The Business of Boudoir »

When it is ok to say NO.

Ever worry that maybe you will never become the niche you always dreamed of? That you would always have to take on every client that calls simply because fear eats away at your financial mindset after starring at that “piggy bank”? After recently speaking at a convention on niche photography, I decided it was time to take my own advice towards a potential client who did not value not only me as an artist, but as a person as well. photo-1459257831348-f0cdd359235fPIN

View full post »

  • June 22, 2016 - 10:49 AM

    Customer Service - Jennifer,

    Great post. I really liked how you wrote that as business owners, we don’t have to take on each and every client out of fear. Whether it’s fear of not making enough revenue for the month or fear of a customer complaint, sometimes saying no is better. Occasionally, business owners and potential customers just don’t mesh. It’s just hard to accept that.

    Thanks for sharing your experience. Hope to connect soon.

    DennisReplyCancel

Each and every one of us as photographers are trained to coach and instruct our clients on how to look and move in front of the lens. We notice the small details, a head tilt here or a shift of weight there, all while telling our clients, “Trust me. It will look amazing!” We twist them into unnatural and at times uncomfortable positions. They listen and at the same time, they curse us out, then move their body into the pose for us to get the shot. All the while, they’re probably reciting the phrase uttered by all clients.

“You have no idea how this feels!” View full post »

  • May 25, 2016 - 4:23 PM

    Leslie - Awesome. It’s such an experience to be in front of the camera. We are comfortable behind them. I think for a man, it’s even more unusual to do this. I’m sure you’re a better (certainly more empathetic) photographer because of it.

    Great pics by the way!ReplyCancel

    • May 26, 2016 - 10:18 PM

      Shawn Black - Thanks Leslie, it was definitely an experience I knew I had to go through to gain a better understanding of my clients fears and to speak to them authentically. I can definitely say it has changed my process leading up to and during my client’s sessions. Aside from that it was a blast once I got over the initial nerves. So glad you like the pics!ReplyCancel

  • July 6, 2016 - 1:46 AM

    Cate Scaglione - Shawn,

    Love the post. You did a great job and boy did we laugh together during this session!!! So fun.ReplyCancel

We are looking for contributors to write about the business & art of boudoir photography.

Please read the following info, and if you’re interested, please email me at lynn@lynnclarkportraits.com with your name, a link to your website, and a couple of ideas that you’d like to write about.

JOB DESCRIPTION

1. Create publication-ready content including posts of 500-2000 words and your own work to illustrate (at least 1 photo per post).

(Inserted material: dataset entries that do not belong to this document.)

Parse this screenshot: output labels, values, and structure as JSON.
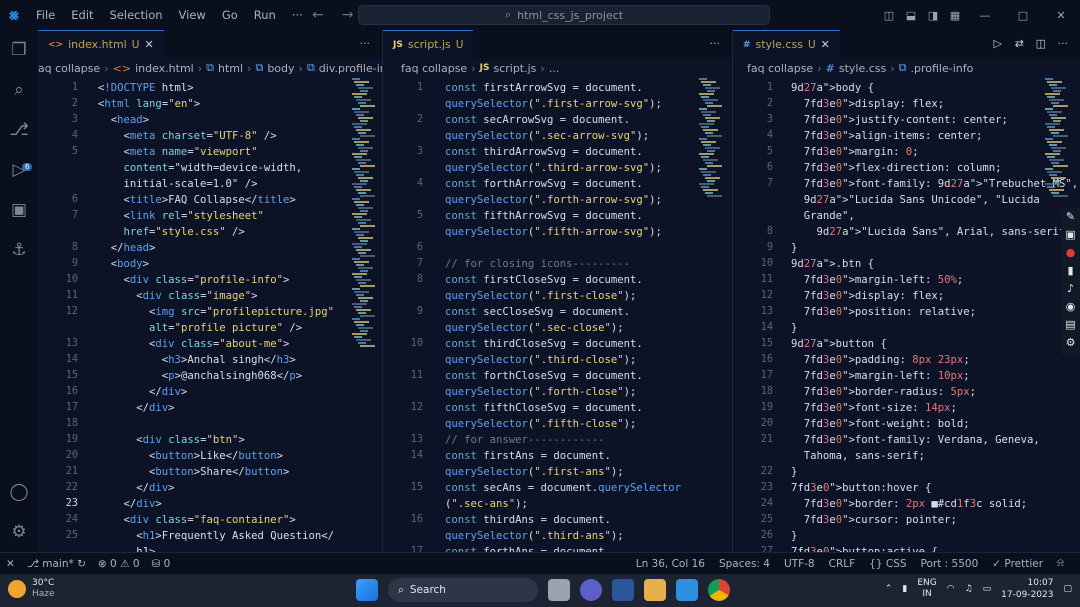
{
  "titlebar": {
    "menu": [
      "File",
      "Edit",
      "Selection",
      "View",
      "Go",
      "Run",
      "···"
    ],
    "search": "html_css_js_project"
  },
  "editors": [
    {
      "tab": {
        "name": "index.html",
        "status": "U"
      },
      "crumbs": [
        "faq collapse",
        "index.html",
        "html",
        "body",
        "div.profile-info"
      ],
      "lines": [
        {
          "n": "1",
          "t": "<!DOCTYPE html>"
        },
        {
          "n": "2",
          "t": "<html lang=\"en\">"
        },
        {
          "n": "3",
          "t": "  <head>"
        },
        {
          "n": "4",
          "t": "    <meta charset=\"UTF-8\" />"
        },
        {
          "n": "5",
          "t": "    <meta name=\"viewport\""
        },
        {
          "n": "",
          "t": "    content=\"width=device-width,"
        },
        {
          "n": "",
          "t": "    initial-scale=1.0\" />"
        },
        {
          "n": "6",
          "t": "    <title>FAQ Collapse</title>"
        },
        {
          "n": "7",
          "t": "    <link rel=\"stylesheet\""
        },
        {
          "n": "",
          "t": "    href=\"style.css\" />"
        },
        {
          "n": "8",
          "t": "  </head>"
        },
        {
          "n": "9",
          "t": "  <body>"
        },
        {
          "n": "10",
          "t": "    <div class=\"profile-info\">"
        },
        {
          "n": "11",
          "t": "      <div class=\"image\">"
        },
        {
          "n": "12",
          "t": "        <img src=\"profilepicture.jpg\""
        },
        {
          "n": "",
          "t": "        alt=\"profile picture\" />"
        },
        {
          "n": "13",
          "t": "        <div class=\"about-me\">"
        },
        {
          "n": "14",
          "t": "          <h3>Anchal singh</h3>"
        },
        {
          "n": "15",
          "t": "          <p>@anchalsingh068</p>"
        },
        {
          "n": "16",
          "t": "        </div>"
        },
        {
          "n": "17",
          "t": "      </div>"
        },
        {
          "n": "18",
          "t": ""
        },
        {
          "n": "19",
          "t": "      <div class=\"btn\">"
        },
        {
          "n": "20",
          "t": "        <button>Like</button>"
        },
        {
          "n": "21",
          "t": "        <button>Share</button>"
        },
        {
          "n": "22",
          "t": "      </div>"
        },
        {
          "n": "23",
          "t": "    </div>"
        },
        {
          "n": "24",
          "t": "    <div class=\"faq-container\">"
        },
        {
          "n": "25",
          "t": "      <h1>Frequently Asked Question</"
        },
        {
          "n": "",
          "t": "      h1>"
        }
      ]
    },
    {
      "tab": {
        "name": "script.js",
        "status": "U"
      },
      "crumbs": [
        "faq collapse",
        "script.js",
        "..."
      ],
      "lines": [
        {
          "n": "1",
          "t": "const firstArrowSvg = document."
        },
        {
          "n": "",
          "t": "querySelector(\".first-arrow-svg\");"
        },
        {
          "n": "2",
          "t": "const secArrowSvg = document."
        },
        {
          "n": "",
          "t": "querySelector(\".sec-arrow-svg\");"
        },
        {
          "n": "3",
          "t": "const thirdArrowSvg = document."
        },
        {
          "n": "",
          "t": "querySelector(\".third-arrow-svg\");"
        },
        {
          "n": "4",
          "t": "const forthArrowSvg = document."
        },
        {
          "n": "",
          "t": "querySelector(\".forth-arrow-svg\");"
        },
        {
          "n": "5",
          "t": "const fifthArrowSvg = document."
        },
        {
          "n": "",
          "t": "querySelector(\".fifth-arrow-svg\");"
        },
        {
          "n": "6",
          "t": ""
        },
        {
          "n": "7",
          "t": "// for closing icons---------"
        },
        {
          "n": "8",
          "t": "const firstCloseSvg = document."
        },
        {
          "n": "",
          "t": "querySelector(\".first-close\");"
        },
        {
          "n": "9",
          "t": "const secCloseSvg = document."
        },
        {
          "n": "",
          "t": "querySelector(\".sec-close\");"
        },
        {
          "n": "10",
          "t": "const thirdCloseSvg = document."
        },
        {
          "n": "",
          "t": "querySelector(\".third-close\");"
        },
        {
          "n": "11",
          "t": "const forthCloseSvg = document."
        },
        {
          "n": "",
          "t": "querySelector(\".forth-close\");"
        },
        {
          "n": "12",
          "t": "const fifthCloseSvg = document."
        },
        {
          "n": "",
          "t": "querySelector(\".fifth-close\");"
        },
        {
          "n": "13",
          "t": "// for answer------------"
        },
        {
          "n": "14",
          "t": "const firstAns = document."
        },
        {
          "n": "",
          "t": "querySelector(\".first-ans\");"
        },
        {
          "n": "15",
          "t": "const secAns = document.querySelector"
        },
        {
          "n": "",
          "t": "(\".sec-ans\");"
        },
        {
          "n": "16",
          "t": "const thirdAns = document."
        },
        {
          "n": "",
          "t": "querySelector(\".third-ans\");"
        },
        {
          "n": "17",
          "t": "const forthAns = document."
        }
      ]
    },
    {
      "tab": {
        "name": "style.css",
        "status": "U"
      },
      "crumbs": [
        "faq collapse",
        "style.css",
        ".profile-info"
      ],
      "lines": [
        {
          "n": "1",
          "t": "body {"
        },
        {
          "n": "2",
          "t": "  display: flex;"
        },
        {
          "n": "3",
          "t": "  justify-content: center;"
        },
        {
          "n": "4",
          "t": "  align-items: center;"
        },
        {
          "n": "5",
          "t": "  margin: 0;"
        },
        {
          "n": "6",
          "t": "  flex-direction: column;"
        },
        {
          "n": "7",
          "t": "  font-family: \"Trebuchet MS\","
        },
        {
          "n": "",
          "t": "  \"Lucida Sans Unicode\", \"Lucida"
        },
        {
          "n": "",
          "t": "  Grande\","
        },
        {
          "n": "8",
          "t": "    \"Lucida Sans\", Arial, sans-serif;"
        },
        {
          "n": "9",
          "t": "}"
        },
        {
          "n": "10",
          "t": ".btn {"
        },
        {
          "n": "11",
          "t": "  margin-left: 50%;"
        },
        {
          "n": "12",
          "t": "  display: flex;"
        },
        {
          "n": "13",
          "t": "  position: relative;"
        },
        {
          "n": "14",
          "t": "}"
        },
        {
          "n": "15",
          "t": "button {"
        },
        {
          "n": "16",
          "t": "  padding: 8px 23px;"
        },
        {
          "n": "17",
          "t": "  margin-left: 10px;"
        },
        {
          "n": "18",
          "t": "  border-radius: 5px;"
        },
        {
          "n": "19",
          "t": "  font-size: 14px;"
        },
        {
          "n": "20",
          "t": "  font-weight: bold;"
        },
        {
          "n": "21",
          "t": "  font-family: Verdana, Geneva,"
        },
        {
          "n": "",
          "t": "  Tahoma, sans-serif;"
        },
        {
          "n": "22",
          "t": "}"
        },
        {
          "n": "23",
          "t": "button:hover {"
        },
        {
          "n": "24",
          "t": "  border: 2px ■#cd1f3c solid;"
        },
        {
          "n": "25",
          "t": "  cursor: pointer;"
        },
        {
          "n": "26",
          "t": "}"
        },
        {
          "n": "27",
          "t": "button:active {"
        }
      ]
    }
  ],
  "statusbar": {
    "branch": "main*",
    "problems": "⊗ 0 ⚠ 0",
    "ports": "⛁ 0",
    "position": "Ln 36, Col 16",
    "spaces": "Spaces: 4",
    "encoding": "UTF-8",
    "eol": "CRLF",
    "language": "CSS",
    "port": "Port : 5500",
    "prettier": "✓ Prettier"
  },
  "taskbar": {
    "temp": "30°C",
    "weather": "Haze",
    "search": "Search",
    "lang": "ENG",
    "region": "IN",
    "time": "10:07",
    "date": "17-09-2023"
  },
  "colors": {
    "keyword": "#5ea1f0",
    "tag": "#5ea1f0",
    "string": "#e9d27a",
    "property": "#7fd3e0",
    "comment": "#6a7a8c",
    "accent": "#2f6fd1"
  }
}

2. Commit to writing one or more of the following:
–a 3-6 part series of posts on a single topic, published weekly, biweekly or monthly.
–6 posts on a variety of topics within our defined categories, published biweekly or monthly or as you can over 1 year.

3. Share your posts on social media, including in various boudoir photography Facebook groups.

QUALIFICATIONS

* You are an established boudoir photographer, as evidenced by a legitimate website that shows a portfolio of original work.

* You can write with clarity, a flow from topic to topic, with a compelling introduction, subheads and keywords. Your work should be free from spelling and grammatical errors, including incomplete sentences (unless used for making a point), run on sentences and passive voice.

* You can use WordPress without assistance beyond initial training, including uploading photos, using categories and setting tags.

We look forward to hearing from you!

If you don’t have kids, you may not be familiar with The Monster at the End of This Book, which stars Grover. Through the whole book, he’s scared that there is a monster at the end of it, and he builds all sorts of walls and devices to protect himself by keeping you, the reader, from turning the pages. At the end, he finds out that the only monster at the end of the book is HIM, silly, squishy Grover monster.

I love this book as an allegory for being human, and I think it’s especially fitting for us business owners. Owning a business can require looking at the monsters we’re afraid of, and usually they boil down to just being silly old us. View full post »

  • January 10, 2016 - 1:31 PM

    Jen Swedhin - This is a fantastic article!

    Marketing is my monster, too. And money. They are scary!ReplyCancel

  • February 6, 2016 - 4:39 PM

    Petra Herrmann - I applaud your honesty! My 2014 was similar to your 2015 but I’ve been self-employed for so long that I’ve become very accustomed to the ebbs and flows of income. Like you I’ve raised prices and have gotten very good at sales – isn’t this the goal? Work less, earn more? I’d say mission accomplished and keep on keepin on.ReplyCancel

UA-50586612-1